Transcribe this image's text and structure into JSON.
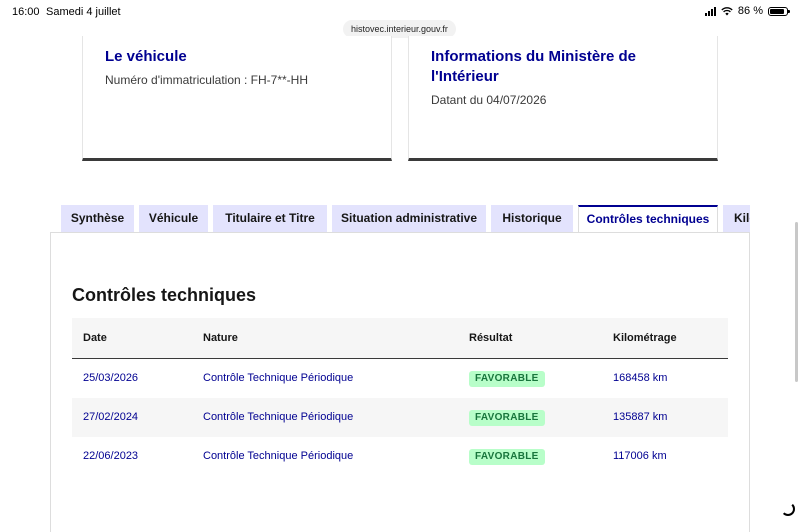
{
  "status_bar": {
    "time": "16:00",
    "date": "Samedi 4 juillet",
    "battery": "86 %",
    "url": "histovec.interieur.gouv.fr"
  },
  "cards": {
    "vehicle": {
      "title": "Le véhicule",
      "text": "Numéro d'immatriculation : FH-7**-HH"
    },
    "ministere": {
      "title": "Informations du Ministère de l'Intérieur",
      "text": "Datant du 04/07/2026"
    }
  },
  "tabs": [
    {
      "label": "Synthèse",
      "active": false
    },
    {
      "label": "Véhicule",
      "active": false
    },
    {
      "label": "Titulaire et Titre",
      "active": false
    },
    {
      "label": "Situation administrative",
      "active": false
    },
    {
      "label": "Historique",
      "active": false
    },
    {
      "label": "Contrôles techniques",
      "active": true
    },
    {
      "label": "Kilométrage",
      "active": false
    }
  ],
  "section": {
    "title": "Contrôles techniques"
  },
  "table": {
    "headers": [
      "Date",
      "Nature",
      "Résultat",
      "Kilométrage"
    ],
    "rows": [
      {
        "date": "25/03/2026",
        "nature": "Contrôle Technique Périodique",
        "result": "FAVORABLE",
        "km": "168458 km"
      },
      {
        "date": "27/02/2024",
        "nature": "Contrôle Technique Périodique",
        "result": "FAVORABLE",
        "km": "135887 km"
      },
      {
        "date": "22/06/2023",
        "nature": "Contrôle Technique Périodique",
        "result": "FAVORABLE",
        "km": "117006 km"
      }
    ]
  }
}
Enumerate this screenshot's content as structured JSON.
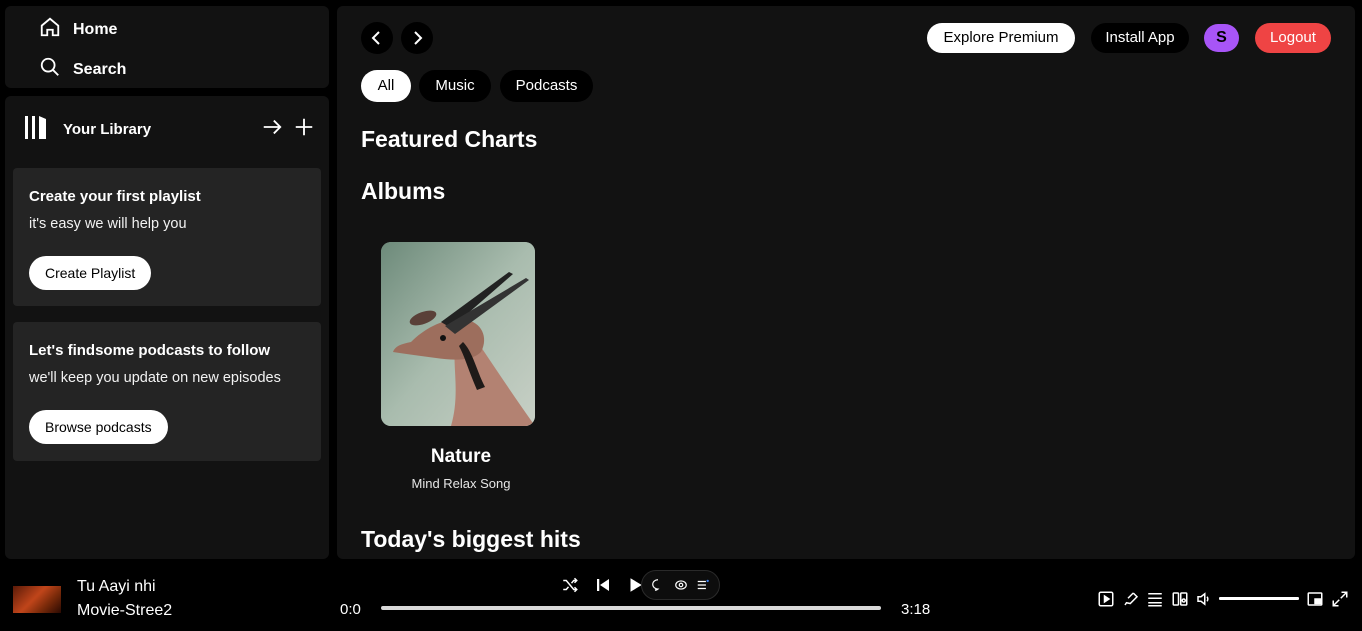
{
  "nav": {
    "home": "Home",
    "search": "Search"
  },
  "library": {
    "title": "Your Library",
    "card1": {
      "title": "Create your first playlist",
      "subtitle": "it's easy we will help you",
      "button": "Create Playlist"
    },
    "card2": {
      "title": "Let's findsome podcasts to follow",
      "subtitle": "we'll keep you update on new episodes",
      "button": "Browse podcasts"
    }
  },
  "header": {
    "explore": "Explore Premium",
    "install": "Install App",
    "avatar": "S",
    "logout": "Logout"
  },
  "chips": [
    "All",
    "Music",
    "Podcasts"
  ],
  "sections": {
    "featured": "Featured Charts",
    "albums": "Albums",
    "hits": "Today's biggest hits"
  },
  "album": {
    "title": "Nature",
    "subtitle": "Mind Relax Song"
  },
  "player": {
    "song": "Tu Aayi nhi",
    "artist": "Movie-Stree2",
    "current_time": "0:0",
    "total_time": "3:18",
    "progress": 0,
    "volume": 1
  },
  "colors": {
    "accent_purple": "#a855f7",
    "logout_red": "#ef4444",
    "panel": "#121212",
    "card": "#242424"
  }
}
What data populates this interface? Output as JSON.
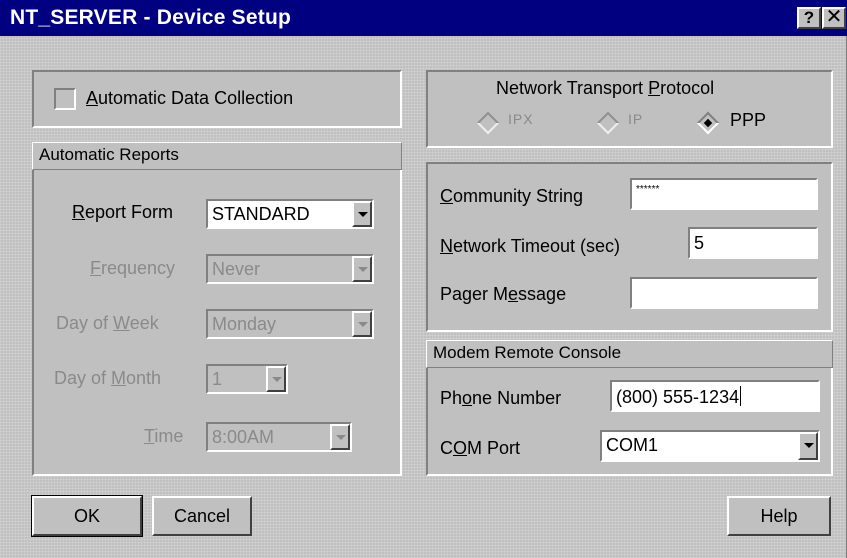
{
  "window": {
    "title": "NT_SERVER - Device Setup",
    "help_glyph": "?",
    "close_glyph": "✕"
  },
  "collection": {
    "checkbox_label": "Automatic Data Collection",
    "checked": false
  },
  "reports": {
    "header": "Automatic Reports",
    "report_form": {
      "label": "Report Form",
      "value": "STANDARD"
    },
    "frequency": {
      "label": "Frequency",
      "value": "Never"
    },
    "day_of_week": {
      "label": "Day of Week",
      "value": "Monday"
    },
    "day_of_month": {
      "label": "Day of Month",
      "value": "1"
    },
    "time": {
      "label": "Time",
      "value": "8:00AM"
    }
  },
  "protocol": {
    "header": "Network Transport Protocol",
    "options": [
      "IPX",
      "IP",
      "PPP"
    ],
    "selected": "PPP"
  },
  "snmp": {
    "community_string": {
      "label": "Community String",
      "value": "******"
    },
    "network_timeout": {
      "label": "Network Timeout (sec)",
      "value": "5"
    },
    "pager_message": {
      "label": "Pager Message",
      "value": ""
    }
  },
  "modem": {
    "header": "Modem Remote Console",
    "phone_number": {
      "label": "Phone Number",
      "value": "(800) 555-1234"
    },
    "com_port": {
      "label": "COM Port",
      "value": "COM1"
    }
  },
  "buttons": {
    "ok": "OK",
    "cancel": "Cancel",
    "help": "Help"
  }
}
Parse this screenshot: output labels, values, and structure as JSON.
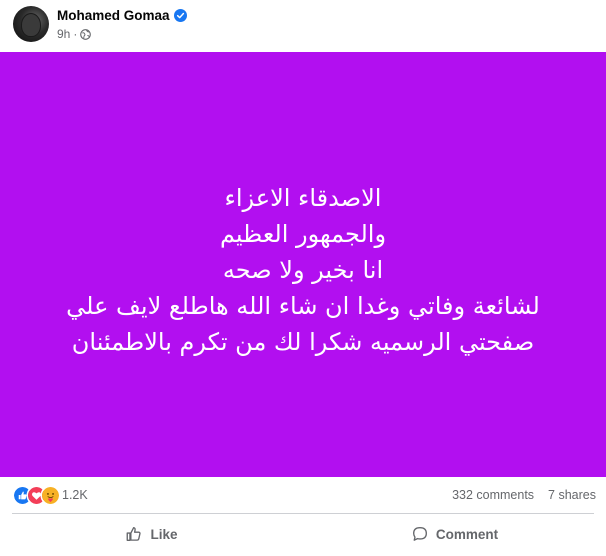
{
  "post": {
    "author": "Mohamed Gomaa",
    "time": "9h",
    "privacy_icon": "globe-icon",
    "background_color": "#b20ff0",
    "text_lines": [
      "الاصدقاء الاعزاء",
      "والجمهور العظيم",
      "انا بخير ولا صحه",
      "لشائعة وفاتي وغدا ان شاء الله هاطلع لايف علي",
      "صفحتي الرسميه شكرا لك من تكرم بالاطمئنان"
    ]
  },
  "stats": {
    "reactions_count": "1.2K",
    "reaction_icons": [
      "like-icon",
      "love-icon",
      "care-icon"
    ],
    "comments": "332 comments",
    "shares": "7 shares"
  },
  "actions": {
    "like_label": "Like",
    "comment_label": "Comment"
  },
  "colors": {
    "accent": "#1877f2",
    "love": "#f33e58",
    "care": "#f7b125"
  }
}
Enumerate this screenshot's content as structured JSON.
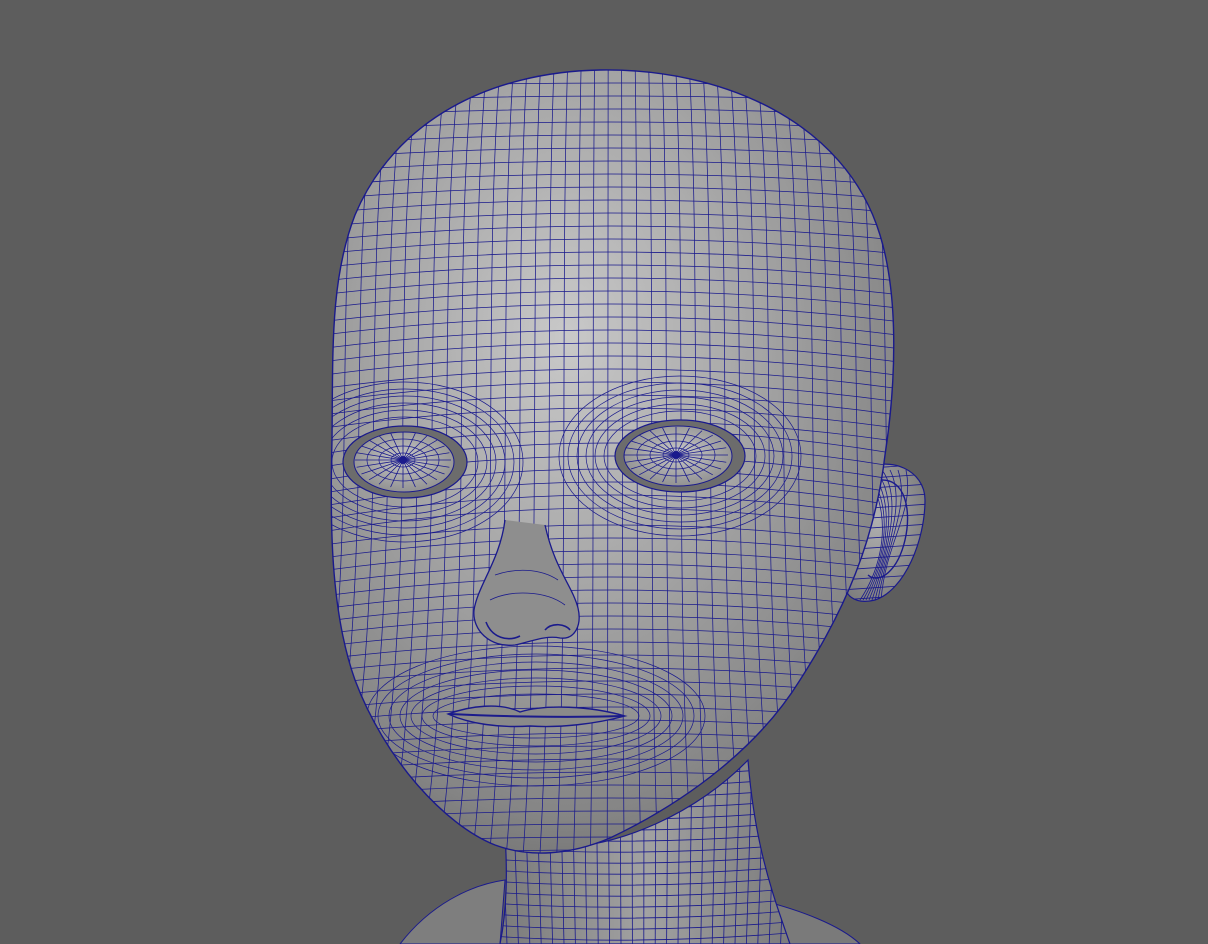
{
  "viewport": {
    "background_color": "#5d5d5d",
    "shading": "smooth-shaded-with-wireframe-on-shaded",
    "wireframe_color": "#1a1a8c",
    "surface_color": "#9a9a9a",
    "model": "stylized-character-head-mesh"
  }
}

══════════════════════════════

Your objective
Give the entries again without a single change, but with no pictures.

Reply
Transcribe this image's text and structure into JSON.
{
  "status_bar": {
    "time": "16:00",
    "date": "Samedi 4 juillet",
    "battery": "86 %",
    "url": "histovec.interieur.gouv.fr"
  },
  "cards": {
    "vehicle": {
      "title": "Le véhicule",
      "text": "Numéro d'immatriculation : FH-7**-HH"
    },
    "ministere": {
      "title": "Informations du Ministère de l'Intérieur",
      "text": "Datant du 04/07/2026"
    }
  },
  "tabs": [
    {
      "label": "Synthèse",
      "active": false
    },
    {
      "label": "Véhicule",
      "active": false
    },
    {
      "label": "Titulaire et Titre",
      "active": false
    },
    {
      "label": "Situation administrative",
      "active": false
    },
    {
      "label": "Historique",
      "active": false
    },
    {
      "label": "Contrôles techniques",
      "active": true
    },
    {
      "label": "Kilométrage",
      "active": false
    }
  ],
  "section": {
    "title": "Contrôles techniques"
  },
  "table": {
    "headers": [
      "Date",
      "Nature",
      "Résultat",
      "Kilométrage"
    ],
    "rows": [
      {
        "date": "25/03/2026",
        "nature": "Contrôle Technique Périodique",
        "result": "FAVORABLE",
        "km": "168458 km"
      },
      {
        "date": "27/02/2024",
        "nature": "Contrôle Technique Périodique",
        "result": "FAVORABLE",
        "km": "135887 km"
      },
      {
        "date": "22/06/2023",
        "nature": "Contrôle Technique Périodique",
        "result": "FAVORABLE",
        "km": "117006 km"
      }
    ]
  }
}
Enumerate this screenshot's content as structured JSON.
{
  "nav": {
    "home": "Home",
    "search": "Search"
  },
  "library": {
    "title": "Your Library",
    "card1": {
      "title": "Create your first playlist",
      "subtitle": "it's easy we will help you",
      "button": "Create Playlist"
    },
    "card2": {
      "title": "Let's findsome podcasts to follow",
      "subtitle": "we'll keep you update on new episodes",
      "button": "Browse podcasts"
    }
  },
  "header": {
    "explore": "Explore Premium",
    "install": "Install App",
    "avatar": "S",
    "logout": "Logout"
  },
  "chips": [
    "All",
    "Music",
    "Podcasts"
  ],
  "sections": {
    "featured": "Featured Charts",
    "albums": "Albums",
    "hits": "Today's biggest hits"
  },
  "album": {
    "title": "Nature",
    "subtitle": "Mind Relax Song"
  },
  "player": {
    "song": "Tu Aayi nhi",
    "artist": "Movie-Stree2",
    "current_time": "0:0",
    "total_time": "3:18",
    "progress": 0,
    "volume": 1
  },
  "colors": {
    "accent_purple": "#a855f7",
    "logout_red": "#ef4444",
    "panel": "#121212",
    "card": "#242424"
  }
}
What data populates this interface? Output as JSON.
{
  "window": {
    "title": "NT_SERVER - Device Setup",
    "help_glyph": "?",
    "close_glyph": "✕"
  },
  "collection": {
    "checkbox_label": "Automatic Data Collection",
    "checked": false
  },
  "reports": {
    "header": "Automatic Reports",
    "report_form": {
      "label": "Report Form",
      "value": "STANDARD"
    },
    "frequency": {
      "label": "Frequency",
      "value": "Never"
    },
    "day_of_week": {
      "label": "Day of Week",
      "value": "Monday"
    },
    "day_of_month": {
      "label": "Day of Month",
      "value": "1"
    },
    "time": {
      "label": "Time",
      "value": "8:00AM"
    }
  },
  "protocol": {
    "header": "Network Transport Protocol",
    "options": [
      "IPX",
      "IP",
      "PPP"
    ],
    "selected": "PPP"
  },
  "snmp": {
    "community_string": {
      "label": "Community String",
      "value": "******"
    },
    "network_timeout": {
      "label": "Network Timeout (sec)",
      "value": "5"
    },
    "pager_message": {
      "label": "Pager Message",
      "value": ""
    }
  },
  "modem": {
    "header": "Modem Remote Console",
    "phone_number": {
      "label": "Phone Number",
      "value": "(800) 555-1234"
    },
    "com_port": {
      "label": "COM Port",
      "value": "COM1"
    }
  },
  "buttons": {
    "ok": "OK",
    "cancel": "Cancel",
    "help": "Help"
  }
}
Parse this screenshot: output labels, values, and structure as JSON.
{
  "post": {
    "author": "Mohamed Gomaa",
    "time": "9h",
    "privacy_icon": "globe-icon",
    "background_color": "#b20ff0",
    "text_lines": [
      "الاصدقاء الاعزاء",
      "والجمهور العظيم",
      "انا بخير ولا صحه",
      "لشائعة وفاتي وغدا ان شاء الله هاطلع لايف علي",
      "صفحتي الرسميه شكرا لك من تكرم بالاطمئنان"
    ]
  },
  "stats": {
    "reactions_count": "1.2K",
    "reaction_icons": [
      "like-icon",
      "love-icon",
      "care-icon"
    ],
    "comments": "332 comments",
    "shares": "7 shares"
  },
  "actions": {
    "like_label": "Like",
    "comment_label": "Comment"
  },
  "colors": {
    "accent": "#1877f2",
    "love": "#f33e58",
    "care": "#f7b125"
  }
}
Enumerate this screenshot's content as structured JSON.
{
  "viewport": {
    "background_color": "#5d5d5d",
    "shading": "smooth-shaded-with-wireframe-on-shaded",
    "wireframe_color": "#1a1a8c",
    "surface_color": "#9a9a9a",
    "model": "stylized-character-head-mesh"
  }
}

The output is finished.